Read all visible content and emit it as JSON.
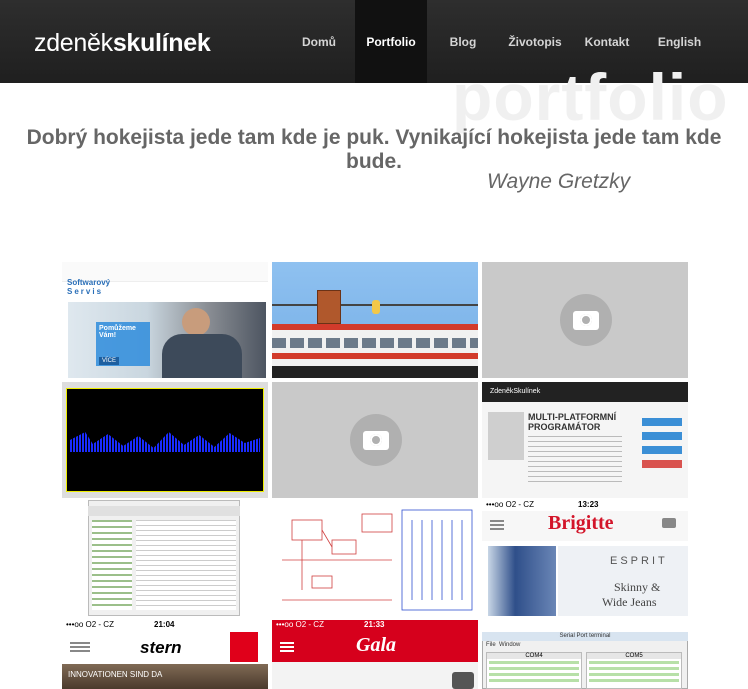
{
  "logo": {
    "first": "zdeněk",
    "last": "skulínek"
  },
  "nav": [
    {
      "label": "Domů",
      "active": false
    },
    {
      "label": "Portfolio",
      "active": true
    },
    {
      "label": "Blog",
      "active": false
    },
    {
      "label": "Životopis",
      "active": false
    },
    {
      "label": "Kontakt",
      "active": false
    },
    {
      "label": "English",
      "active": false
    }
  ],
  "watermark": "portfolio",
  "quote": {
    "text": "Dobrý hokejista jede tam kde je puk. Vynikající hokejista jede tam kde bude.",
    "author": "Wayne Gretzky"
  },
  "tiles": {
    "t1": {
      "brand1": "Softwarový",
      "brand2": "Servis",
      "headline": "Pomůžeme Vám!",
      "btn": "VÍCE"
    },
    "t6": {
      "logo": "ZdeněkSkulínek",
      "heading1": "MULTI-PLATFORMNÍ",
      "heading2": "PROGRAMÁTOR"
    },
    "t9": {
      "carrier": "•••oo O2 - CZ",
      "time": "13:23",
      "brand": "Brigitte",
      "ad1": "ESPRIT",
      "ad2": "Skinny &",
      "ad3": "Wide Jeans"
    },
    "t10": {
      "carrier": "•••oo O2 - CZ",
      "time": "21:04",
      "brand": "stern",
      "banner": "INNOVATIONEN SIND DA"
    },
    "t11": {
      "carrier": "•••oo O2 - CZ",
      "time": "21:33",
      "brand": "Gala"
    },
    "t12": {
      "title": "Serial Port terminal",
      "menu1": "File",
      "menu2": "Window",
      "com1": "COM4",
      "com2": "COM5"
    }
  }
}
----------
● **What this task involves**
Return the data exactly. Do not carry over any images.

● **Response to this task**
Read all visible content and emit it as JSON.
{
  "logo": {
    "first": "zdeněk",
    "last": "skulínek"
  },
  "nav": [
    {
      "label": "Domů",
      "active": false
    },
    {
      "label": "Portfolio",
      "active": true
    },
    {
      "label": "Blog",
      "active": false
    },
    {
      "label": "Životopis",
      "active": false
    },
    {
      "label": "Kontakt",
      "active": false
    },
    {
      "label": "English",
      "active": false
    }
  ],
  "watermark": "portfolio",
  "quote": {
    "text": "Dobrý hokejista jede tam kde je puk. Vynikající hokejista jede tam kde bude.",
    "author": "Wayne Gretzky"
  },
  "tiles": {
    "t1": {
      "brand1": "Softwarový",
      "brand2": "Servis",
      "headline": "Pomůžeme Vám!",
      "btn": "VÍCE"
    },
    "t6": {
      "logo": "ZdeněkSkulínek",
      "heading1": "MULTI-PLATFORMNÍ",
      "heading2": "PROGRAMÁTOR"
    },
    "t9": {
      "carrier": "•••oo O2 - CZ",
      "time": "13:23",
      "brand": "Brigitte",
      "ad1": "ESPRIT",
      "ad2": "Skinny &",
      "ad3": "Wide Jeans"
    },
    "t10": {
      "carrier": "•••oo O2 - CZ",
      "time": "21:04",
      "brand": "stern",
      "banner": "INNOVATIONEN SIND DA"
    },
    "t11": {
      "carrier": "•••oo O2 - CZ",
      "time": "21:33",
      "brand": "Gala"
    },
    "t12": {
      "title": "Serial Port terminal",
      "menu1": "File",
      "menu2": "Window",
      "com1": "COM4",
      "com2": "COM5"
    }
  }
}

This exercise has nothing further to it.